Abarim Publications' online Biblical Greek Dictionary
The noun καμηλος (kamelos) means camel, and although to modern Westerners a camel is a big lumbering horse with humps, to the ancients it was something a great deal more specific.
Like today, most people lived in or near cities, and those cities provided the economic, intellectual and governmental hub to a much broader region (which in turn sported large agricultural complexes, with their own local villages that emerged from workers' barracks and such). And between those capital cities there was international trade: caravans of camels that connected production centers like patches sewn together into a blanket of global trade.
Horses were perfect for soldiers and a horse was regarded as a unit of the army's mobility, like a modern Jeep or Hummer. Donkeys specialized in domestic trade and transportation of persons: the modern mini-van. The camel was a wilderness and long distance specialist, like a modern truck, and was hence regarded as a unit of international trade. This helps to explain why the evangelists note that John the Baptist wore a robe (i.e. an ενδυμα, enduma, or a "thing gotten into") of camel hair: John's message went far and wide by merit of international trade (see our article on the name Abraham; the proverbial "father" of international trade).
The camel as unit of international trade also helps to explain the image of a new patch on an old garment or new wine in old wineskins (Matthew 9:16-17), which both have to do with the relationship of new ideas and old markets, but also Jesus' famous camel-and-needle remark (Matthew 19:24), which really speaks of the relationship between the acquisition of wisdom and that of wealth (both of which require vast networks of trade: see 1 Kings 10:23-25 and Revelation 21:24). And to deflate the usual myths: no small gate called eye-of-the-needle is mentioned anywhere in classical literature, and no word καμιλος (kamilos) meaning "rope" occurs anywhere in Greek literature prior to the publication of the gospels.

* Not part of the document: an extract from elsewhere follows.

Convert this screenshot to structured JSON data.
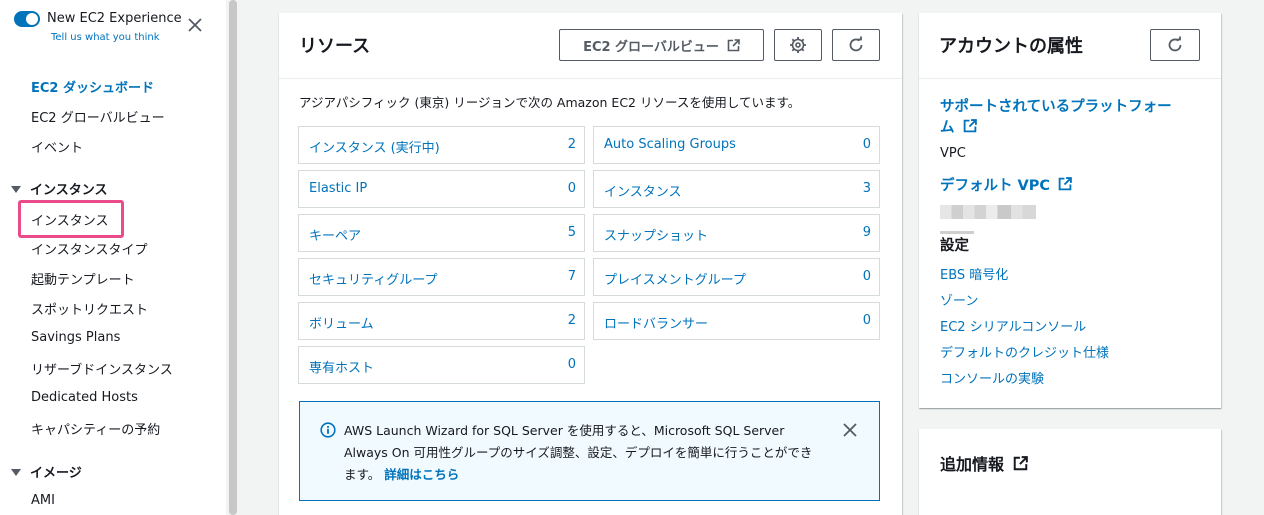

A Greek speaker might be forgiven to think that there was a connection between our word καμηλος (kamelos), unit of international trade, and καμινος (kaminos), furnace or kiln, also since the link between economic expansion and economic (over-)heating appears to be deeply intuitive and baked into our very human languages. In fact, our noun καμηλος (kamelos) is a transliteration of the Hebrew noun גמל (gamal), also meaning camel.
The Greek language is younger than the Hebrew one, and where Greek emerged in a world that was already wholly marked by global trade, Hebrew looks back upon a world in which global trade was as novel as the Internet is to us moderns. In Hebrew, the verb גמל (gamal) describes the initiation of a process that is hoped to result in maturation. It refers to trail-blazing and to the initial investment made into a relationship between centers of production that will hopefully solidify into a permanent trade route, with roads and oases with restaurants and inns along the way.

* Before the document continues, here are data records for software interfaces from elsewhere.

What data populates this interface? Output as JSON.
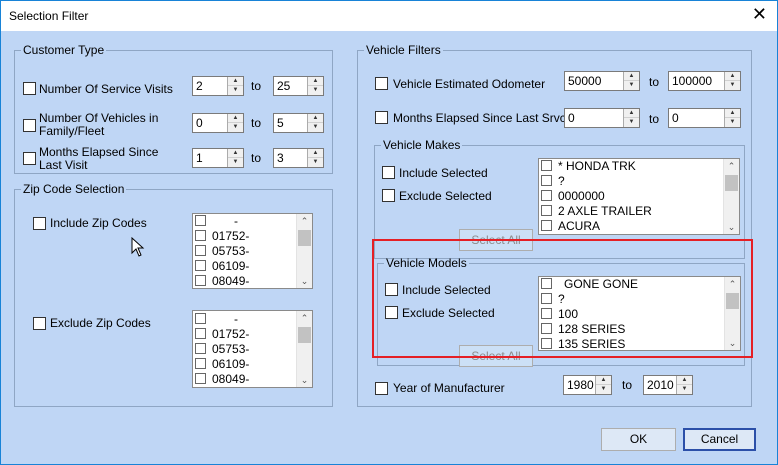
{
  "window": {
    "title": "Selection Filter",
    "close_glyph": "✕"
  },
  "customer_type": {
    "legend": "Customer Type",
    "rows": [
      {
        "label": "Number Of Service Visits",
        "from": "2",
        "to": "25"
      },
      {
        "label": "Number Of Vehicles in Family/Fleet",
        "from": "0",
        "to": "5"
      },
      {
        "label": "Months Elapsed Since Last Visit",
        "from": "1",
        "to": "3"
      }
    ],
    "to_label": "to"
  },
  "zip_code": {
    "legend": "Zip Code Selection",
    "include_label": "Include Zip Codes",
    "exclude_label": "Exclude Zip Codes",
    "include_items": [
      "-",
      "01752-",
      "05753-",
      "06109-",
      "08049-"
    ],
    "exclude_items": [
      "-",
      "01752-",
      "05753-",
      "06109-",
      "08049-"
    ]
  },
  "vehicle_filters": {
    "legend": "Vehicle Filters",
    "odometer": {
      "label": "Vehicle Estimated Odometer",
      "from": "50000",
      "to": "100000"
    },
    "months": {
      "label": "Months Elapsed Since Last Srvc",
      "from": "0",
      "to": "0"
    },
    "to_label": "to",
    "makes": {
      "legend": "Vehicle Makes",
      "include_label": "Include Selected",
      "exclude_label": "Exclude Selected",
      "select_all": "Select All",
      "items": [
        "* HONDA TRK",
        "?",
        "0000000",
        "2 AXLE TRAILER",
        "ACURA"
      ]
    },
    "models": {
      "legend": "Vehicle Models",
      "include_label": "Include Selected",
      "exclude_label": "Exclude Selected",
      "select_all": "Select All",
      "items": [
        "GONE GONE",
        "?",
        "100",
        "128 SERIES",
        "135 SERIES"
      ]
    },
    "year": {
      "label": "Year of Manufacturer",
      "from": "1980",
      "to": "2010"
    }
  },
  "buttons": {
    "ok": "OK",
    "cancel": "Cancel"
  },
  "colors": {
    "highlight": "#e51f25",
    "background": "#bfd6f5"
  },
  "icons": {
    "spinner_up": "▲",
    "spinner_down": "▼",
    "scroll_up": "⌃",
    "scroll_down": "⌄",
    "cursor": "arrow-cursor-icon"
  }
}
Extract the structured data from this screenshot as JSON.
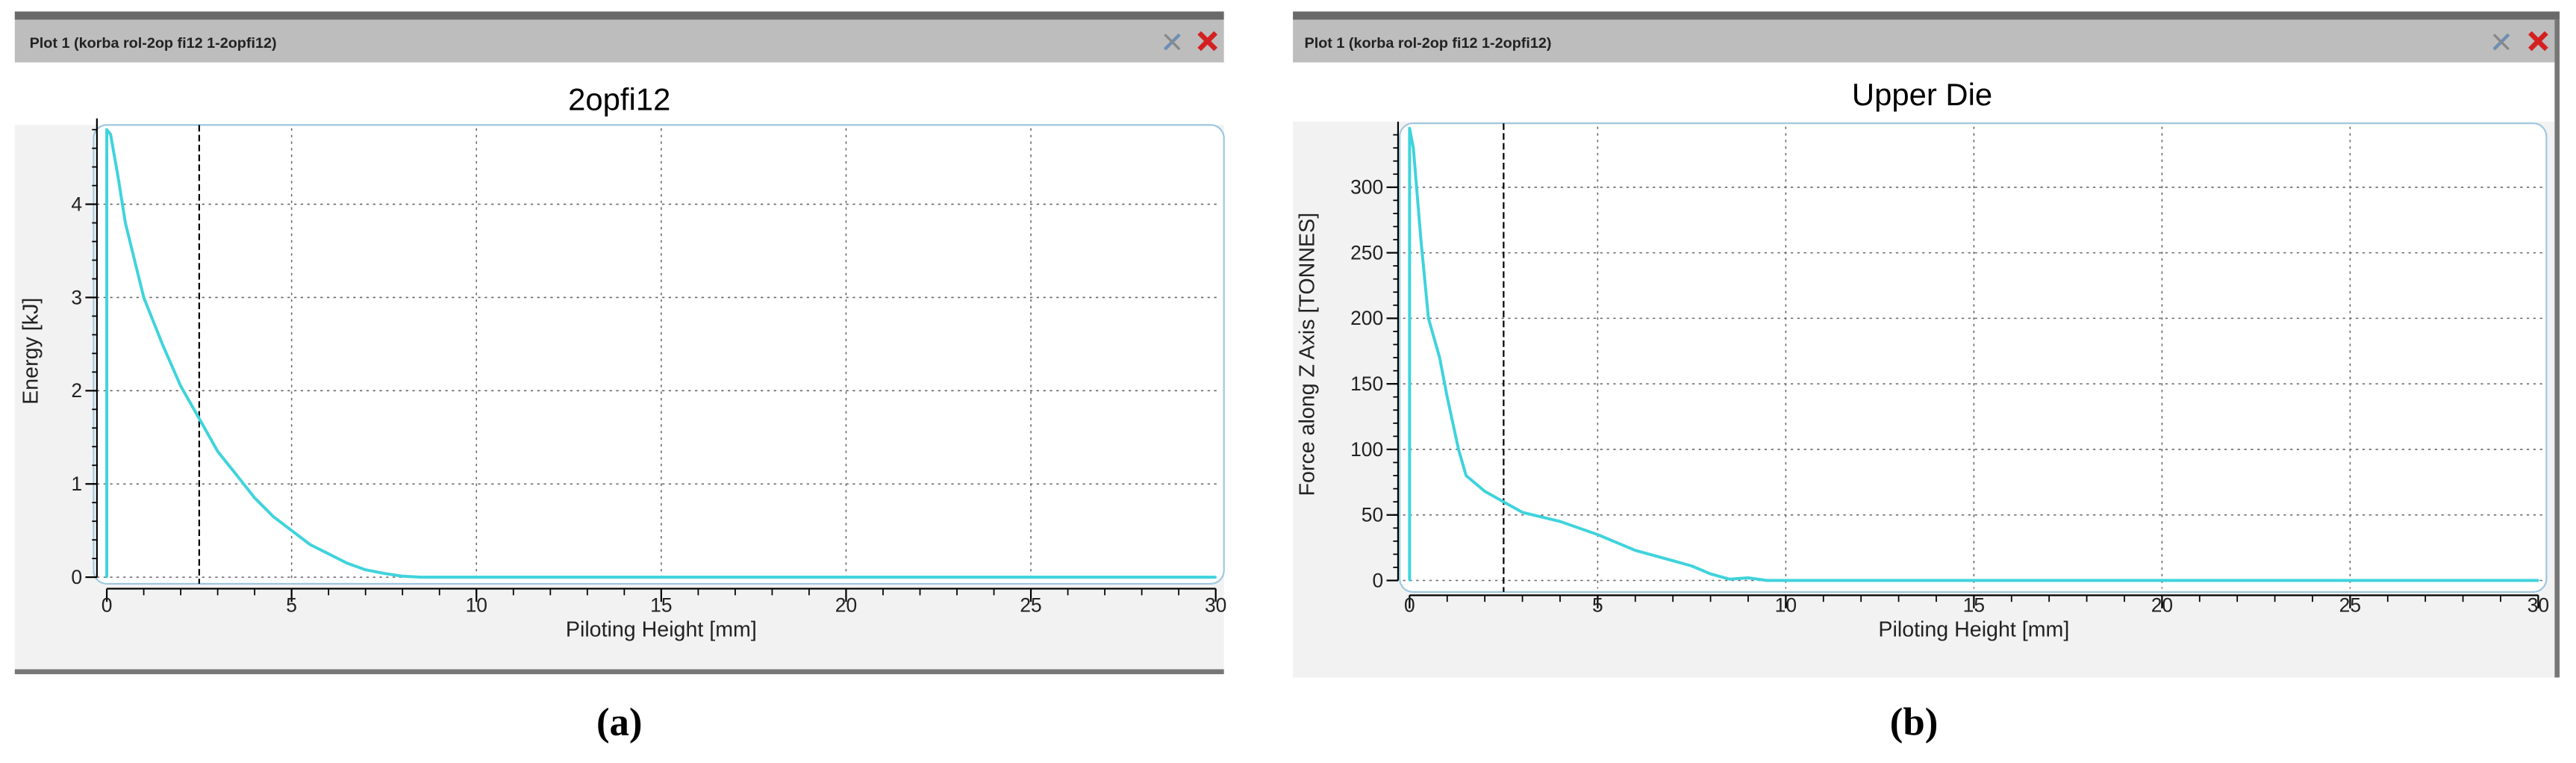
{
  "panels": [
    {
      "window_title": "Plot 1 (korba rol-2op fi12 1-2opfi12)",
      "caption": "(a)",
      "caption_bold": "a",
      "icons": [
        "wrench-icon",
        "close-icon"
      ]
    },
    {
      "window_title": "Plot 1 (korba rol-2op fi12 1-2opfi12)",
      "caption": "(b)",
      "caption_bold": "b",
      "icons": [
        "wrench-icon",
        "close-icon"
      ]
    }
  ],
  "colors": {
    "series": "#3fd3dc",
    "titlebar": "#bdbdbd",
    "frame": "#9ec7e0",
    "close": "#d42020"
  },
  "chart_data": [
    {
      "type": "line",
      "title": "2opfi12",
      "xlabel": "Piloting Height [mm]",
      "ylabel": "Energy [kJ]",
      "xlim": [
        0,
        30
      ],
      "ylim": [
        0,
        4.85
      ],
      "xticks": [
        0,
        5,
        10,
        15,
        20,
        25,
        30
      ],
      "xtick_labels": [
        "0",
        "5",
        "10",
        "15",
        "20",
        "25",
        "30"
      ],
      "yticks": [
        0,
        1,
        2,
        3,
        4
      ],
      "ytick_labels": [
        "0",
        "1",
        "2",
        "3",
        "4"
      ],
      "x_minor_step": 1,
      "y_minor_step": 0.2,
      "grid": true,
      "marker_line_x": 2.5,
      "series": [
        {
          "name": "Energy",
          "x": [
            0,
            0,
            0.1,
            0.3,
            0.5,
            1,
            1.5,
            2,
            2.5,
            3,
            3.5,
            4,
            4.5,
            5,
            5.5,
            6,
            6.5,
            7,
            7.5,
            8,
            8.5,
            30
          ],
          "y": [
            0,
            4.8,
            4.75,
            4.3,
            3.8,
            3.0,
            2.5,
            2.05,
            1.7,
            1.35,
            1.1,
            0.85,
            0.65,
            0.5,
            0.35,
            0.25,
            0.15,
            0.08,
            0.04,
            0.01,
            0,
            0
          ]
        }
      ]
    },
    {
      "type": "line",
      "title": "Upper Die",
      "xlabel": "Piloting Height [mm]",
      "ylabel": "Force along Z Axis [TONNES]",
      "xlim": [
        0,
        30
      ],
      "ylim": [
        0,
        345
      ],
      "xticks": [
        0,
        5,
        10,
        15,
        20,
        25,
        30
      ],
      "xtick_labels": [
        "0",
        "5",
        "10",
        "15",
        "20",
        "25",
        "30"
      ],
      "yticks": [
        0,
        50,
        100,
        150,
        200,
        250,
        300
      ],
      "ytick_labels": [
        "0",
        "50",
        "100",
        "150",
        "200",
        "250",
        "300"
      ],
      "x_minor_step": 1,
      "y_minor_step": 10,
      "grid": true,
      "marker_line_x": 2.5,
      "series": [
        {
          "name": "Force",
          "x": [
            0,
            0,
            0.1,
            0.3,
            0.5,
            0.8,
            1.0,
            1.3,
            1.5,
            2,
            2.5,
            3,
            4,
            5,
            6,
            7,
            7.5,
            8,
            8.5,
            9,
            9.5,
            30
          ],
          "y": [
            0,
            345,
            330,
            260,
            200,
            170,
            140,
            100,
            80,
            68,
            60,
            52,
            45,
            35,
            23,
            15,
            11,
            5,
            1,
            2,
            0,
            0
          ]
        }
      ]
    }
  ]
}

Significantly, in the Hebrew Bible, the verb גמל (gamal) is also used to mean to wean, to train a young child off milk and onto solid food. Our noun גמל (gamal) is a unit of that: a unit of international trade when the traffic is still conducted through an unregulated wilderness, while the steps of many feet are hoped to ultimately result in a worn-smooth highway, for anybody to journey on. The noun τριβος (tribos), smoothness, is used in the New Testament only in the description of the proverbial highway that John in his camel dress was calling people to make (Matthew 3:3, Mark 1:3 and Luke 3:4).
The verb גמל (gamal) means to invest in a new market, and hence our noun καμηλος (kamelos), means "unit of new market creation". It occurs 6 times in the New Testament; see full concordance.